A compound inequality is an inequality that combines two simple inequalities. This article provides a review of how to graph and solve compound inequalities.

## What is a compound inequality?

A compound inequality is an inequality that combines two simple inequalities. Let's take a look at some examples.

### Example with "OR"

x, is less than, 3, space, start color #7854ab, start text, space, O, R, space, end text, end color #7854ab, space, x, is greater than, 5
A number line from negative two to eight by ones. There is an open circle at three with an arrow to the left. There is an open circle at five with an arrow to the right.
So, for example, the numbers 0 and 6 are both solutions of the compound inequality, but the number 4 is not a solution.

### Example with "AND"

x, is greater than, 0, space, start color #e07d10, start text, space, A, N, D, space, end text, end color #e07d10, space, x, is less than, 4
This compound inequality is true for values that are both greater than zero and less than four. Graphically, we represent it like this:
A number line from negative two to eight by ones. There is an open circle at zero with an arrow to the right.

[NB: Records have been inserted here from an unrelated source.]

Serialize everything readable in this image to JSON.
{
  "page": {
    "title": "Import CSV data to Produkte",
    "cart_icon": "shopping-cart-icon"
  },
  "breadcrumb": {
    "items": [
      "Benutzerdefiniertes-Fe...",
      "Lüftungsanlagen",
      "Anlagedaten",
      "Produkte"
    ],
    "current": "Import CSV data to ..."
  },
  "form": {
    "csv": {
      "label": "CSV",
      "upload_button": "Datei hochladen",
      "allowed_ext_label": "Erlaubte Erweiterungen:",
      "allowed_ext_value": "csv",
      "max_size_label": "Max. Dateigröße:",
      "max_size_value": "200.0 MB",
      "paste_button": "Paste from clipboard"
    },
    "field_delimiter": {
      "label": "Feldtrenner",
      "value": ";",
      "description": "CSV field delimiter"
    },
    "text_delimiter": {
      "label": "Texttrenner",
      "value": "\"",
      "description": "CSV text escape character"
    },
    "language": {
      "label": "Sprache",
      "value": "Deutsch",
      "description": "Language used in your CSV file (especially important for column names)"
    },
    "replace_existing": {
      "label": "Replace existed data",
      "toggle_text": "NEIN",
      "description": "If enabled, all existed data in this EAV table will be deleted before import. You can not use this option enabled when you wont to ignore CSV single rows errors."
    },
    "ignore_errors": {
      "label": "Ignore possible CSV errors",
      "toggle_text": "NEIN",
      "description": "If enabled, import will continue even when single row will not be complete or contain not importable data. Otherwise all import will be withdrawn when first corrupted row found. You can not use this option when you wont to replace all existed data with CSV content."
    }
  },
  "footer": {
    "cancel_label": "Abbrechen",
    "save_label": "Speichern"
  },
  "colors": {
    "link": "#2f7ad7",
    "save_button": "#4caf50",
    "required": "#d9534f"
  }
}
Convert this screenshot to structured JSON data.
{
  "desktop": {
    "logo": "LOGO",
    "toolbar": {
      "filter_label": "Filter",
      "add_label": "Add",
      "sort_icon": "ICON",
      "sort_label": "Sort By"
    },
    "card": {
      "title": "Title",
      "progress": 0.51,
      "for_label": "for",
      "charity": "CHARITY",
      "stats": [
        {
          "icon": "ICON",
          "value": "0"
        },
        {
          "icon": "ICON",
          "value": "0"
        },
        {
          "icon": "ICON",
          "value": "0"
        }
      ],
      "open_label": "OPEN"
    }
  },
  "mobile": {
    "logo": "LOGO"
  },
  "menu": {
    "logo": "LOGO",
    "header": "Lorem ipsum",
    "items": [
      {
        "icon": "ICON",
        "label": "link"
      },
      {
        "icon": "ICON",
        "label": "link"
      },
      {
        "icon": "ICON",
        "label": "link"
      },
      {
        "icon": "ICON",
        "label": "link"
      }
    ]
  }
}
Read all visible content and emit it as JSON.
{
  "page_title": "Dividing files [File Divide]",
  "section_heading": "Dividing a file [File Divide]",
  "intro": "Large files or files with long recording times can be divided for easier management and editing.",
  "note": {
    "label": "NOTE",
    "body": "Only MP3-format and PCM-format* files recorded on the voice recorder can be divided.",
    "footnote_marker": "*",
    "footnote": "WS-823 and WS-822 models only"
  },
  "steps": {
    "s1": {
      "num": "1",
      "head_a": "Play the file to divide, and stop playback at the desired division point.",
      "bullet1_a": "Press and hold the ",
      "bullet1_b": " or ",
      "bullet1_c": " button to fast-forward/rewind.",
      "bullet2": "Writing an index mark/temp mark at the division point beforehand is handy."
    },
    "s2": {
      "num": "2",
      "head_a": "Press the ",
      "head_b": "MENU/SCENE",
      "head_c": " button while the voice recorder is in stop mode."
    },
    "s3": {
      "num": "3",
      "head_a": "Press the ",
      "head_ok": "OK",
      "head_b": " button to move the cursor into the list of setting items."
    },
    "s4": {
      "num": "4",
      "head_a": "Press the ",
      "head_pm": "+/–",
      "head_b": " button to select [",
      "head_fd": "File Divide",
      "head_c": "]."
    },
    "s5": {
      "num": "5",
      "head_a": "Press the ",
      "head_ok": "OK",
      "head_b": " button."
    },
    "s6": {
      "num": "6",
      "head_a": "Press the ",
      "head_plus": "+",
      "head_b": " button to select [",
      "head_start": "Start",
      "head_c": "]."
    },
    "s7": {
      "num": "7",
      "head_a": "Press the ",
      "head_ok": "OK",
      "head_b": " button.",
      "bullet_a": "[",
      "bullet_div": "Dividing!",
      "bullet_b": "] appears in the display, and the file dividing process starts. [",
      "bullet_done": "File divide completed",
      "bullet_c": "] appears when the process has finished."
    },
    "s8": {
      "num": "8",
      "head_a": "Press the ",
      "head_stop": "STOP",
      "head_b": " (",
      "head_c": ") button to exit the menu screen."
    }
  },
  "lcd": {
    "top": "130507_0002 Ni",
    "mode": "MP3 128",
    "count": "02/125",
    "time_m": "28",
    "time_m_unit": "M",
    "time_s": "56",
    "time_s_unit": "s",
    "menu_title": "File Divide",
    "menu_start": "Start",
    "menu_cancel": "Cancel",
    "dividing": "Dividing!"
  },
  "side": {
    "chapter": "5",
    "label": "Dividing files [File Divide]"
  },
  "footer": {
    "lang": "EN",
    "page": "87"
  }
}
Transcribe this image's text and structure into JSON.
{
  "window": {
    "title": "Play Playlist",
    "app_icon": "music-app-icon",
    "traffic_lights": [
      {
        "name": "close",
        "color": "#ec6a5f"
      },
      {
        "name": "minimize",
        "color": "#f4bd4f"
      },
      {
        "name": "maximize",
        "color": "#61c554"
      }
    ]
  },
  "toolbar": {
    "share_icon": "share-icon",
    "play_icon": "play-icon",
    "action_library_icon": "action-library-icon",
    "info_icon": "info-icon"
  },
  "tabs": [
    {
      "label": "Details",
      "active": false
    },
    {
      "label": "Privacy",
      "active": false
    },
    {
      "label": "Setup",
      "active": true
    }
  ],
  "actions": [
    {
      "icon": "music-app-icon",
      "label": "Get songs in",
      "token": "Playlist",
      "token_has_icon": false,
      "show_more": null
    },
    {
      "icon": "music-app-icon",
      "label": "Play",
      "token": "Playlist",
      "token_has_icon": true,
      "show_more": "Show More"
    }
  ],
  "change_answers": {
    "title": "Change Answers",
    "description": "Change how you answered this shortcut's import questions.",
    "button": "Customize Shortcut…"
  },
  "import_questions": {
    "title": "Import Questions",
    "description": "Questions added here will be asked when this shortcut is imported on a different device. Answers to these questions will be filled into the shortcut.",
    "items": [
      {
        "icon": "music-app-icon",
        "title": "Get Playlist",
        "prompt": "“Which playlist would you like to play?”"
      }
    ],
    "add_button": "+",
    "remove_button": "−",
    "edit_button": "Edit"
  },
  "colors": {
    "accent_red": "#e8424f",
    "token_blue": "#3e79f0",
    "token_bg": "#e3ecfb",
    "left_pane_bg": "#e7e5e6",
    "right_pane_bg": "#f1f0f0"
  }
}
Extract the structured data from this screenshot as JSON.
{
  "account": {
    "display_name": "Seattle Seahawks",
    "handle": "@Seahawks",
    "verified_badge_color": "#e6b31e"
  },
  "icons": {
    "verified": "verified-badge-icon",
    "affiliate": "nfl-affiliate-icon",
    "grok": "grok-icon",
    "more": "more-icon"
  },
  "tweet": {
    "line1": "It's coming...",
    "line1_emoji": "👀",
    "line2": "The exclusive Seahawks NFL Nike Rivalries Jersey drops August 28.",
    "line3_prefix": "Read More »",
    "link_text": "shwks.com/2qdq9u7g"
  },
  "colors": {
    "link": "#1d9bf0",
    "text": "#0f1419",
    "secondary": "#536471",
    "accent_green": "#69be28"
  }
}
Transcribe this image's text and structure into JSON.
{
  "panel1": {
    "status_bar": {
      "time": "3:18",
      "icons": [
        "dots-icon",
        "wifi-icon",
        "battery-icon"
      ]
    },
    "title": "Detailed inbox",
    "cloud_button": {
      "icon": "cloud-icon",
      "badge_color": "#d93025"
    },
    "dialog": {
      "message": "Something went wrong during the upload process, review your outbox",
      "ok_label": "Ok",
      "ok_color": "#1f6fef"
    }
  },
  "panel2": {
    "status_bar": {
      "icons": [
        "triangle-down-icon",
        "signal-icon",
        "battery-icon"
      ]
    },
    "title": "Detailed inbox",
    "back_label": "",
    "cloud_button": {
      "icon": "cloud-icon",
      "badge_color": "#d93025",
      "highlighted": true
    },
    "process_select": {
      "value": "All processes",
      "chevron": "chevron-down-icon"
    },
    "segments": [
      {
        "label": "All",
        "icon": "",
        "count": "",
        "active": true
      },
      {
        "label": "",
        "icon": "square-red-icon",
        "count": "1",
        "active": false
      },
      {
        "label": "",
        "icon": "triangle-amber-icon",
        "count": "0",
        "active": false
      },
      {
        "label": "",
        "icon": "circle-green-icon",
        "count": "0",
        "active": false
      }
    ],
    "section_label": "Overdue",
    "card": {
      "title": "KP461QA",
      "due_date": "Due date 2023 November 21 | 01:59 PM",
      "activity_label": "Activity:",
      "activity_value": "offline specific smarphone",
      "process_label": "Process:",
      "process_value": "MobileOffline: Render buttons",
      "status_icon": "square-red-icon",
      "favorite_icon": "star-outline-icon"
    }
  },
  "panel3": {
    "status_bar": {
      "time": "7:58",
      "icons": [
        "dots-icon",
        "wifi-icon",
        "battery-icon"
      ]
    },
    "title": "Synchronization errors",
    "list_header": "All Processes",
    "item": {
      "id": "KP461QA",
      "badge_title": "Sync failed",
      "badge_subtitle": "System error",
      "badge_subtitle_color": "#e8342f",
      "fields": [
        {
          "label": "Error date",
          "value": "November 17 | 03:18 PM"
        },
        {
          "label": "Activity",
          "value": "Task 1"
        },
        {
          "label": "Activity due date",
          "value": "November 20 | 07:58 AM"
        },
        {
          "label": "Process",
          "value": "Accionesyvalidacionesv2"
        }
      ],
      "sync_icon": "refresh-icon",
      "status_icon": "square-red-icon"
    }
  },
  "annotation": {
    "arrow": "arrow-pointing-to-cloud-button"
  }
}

There is an open circle at four with an arrow to the left.
So, in this case, 2 is a solution of the compound inequality, but 5 is not because it only satisfies one of the inequalities, not both.
Note: If we wanted to, we could write this compound inequality more simply like this:
0, is less than, x, is less than, 4

## Solving compound inequalities

### Example with "OR"

Solve for x.
2, x, plus, 3, is greater than or equal to, 7, space, start color #7854ab, start text, space, O, R, space, end text, end color #7854ab, space, 2, x, plus, 9, is greater than, 11
Solving the first inequality for x, we get:
\begin{aligned} 2x+3 &\geq 7 \\\\ 2x &\geq 4 \\\\ x &\geq 2 \end{aligned}
Solving the second inequality for x, we get:
\begin{aligned} 2x+9&>11 \\\\ 2x&>2\\\\ x&>1 \end{aligned}
Graphically, we get:
A number line from negative one to five by ones. There is an open circle at one with an arrow to the right. There is a closed circle at two with an arrow to the right.
So our compound inequality can be expressed as the simple inequality:
x, is greater than, 1

### Example with "AND"

Solve for x.
4, x, minus, 39, is greater than, minus, 43, space, start color #e07d10, start text, space, A, N, D, end text, end color #e07d10, space, 8, x, plus, 31, is less than, 23
Solving the first inequality for x, we get:
\begin{aligned}4x-39&> -43 \\\\ 4x &> -4 \\\\ x &>-1 \end{aligned}
Solving the second inequality for x, we get:
\begin{aligned} 8x+31&<23\\\\ 8x&<-8\\\\ x&<-1 \end{aligned}
Graphically, we get:
A number line from negative three to three by one. There is an open circle at negative one with an arrow to the left and to the right.
Strangely, this means that there are no solutions to the compound inequality because there's no value of x that's both greater than negative one and less than negative one.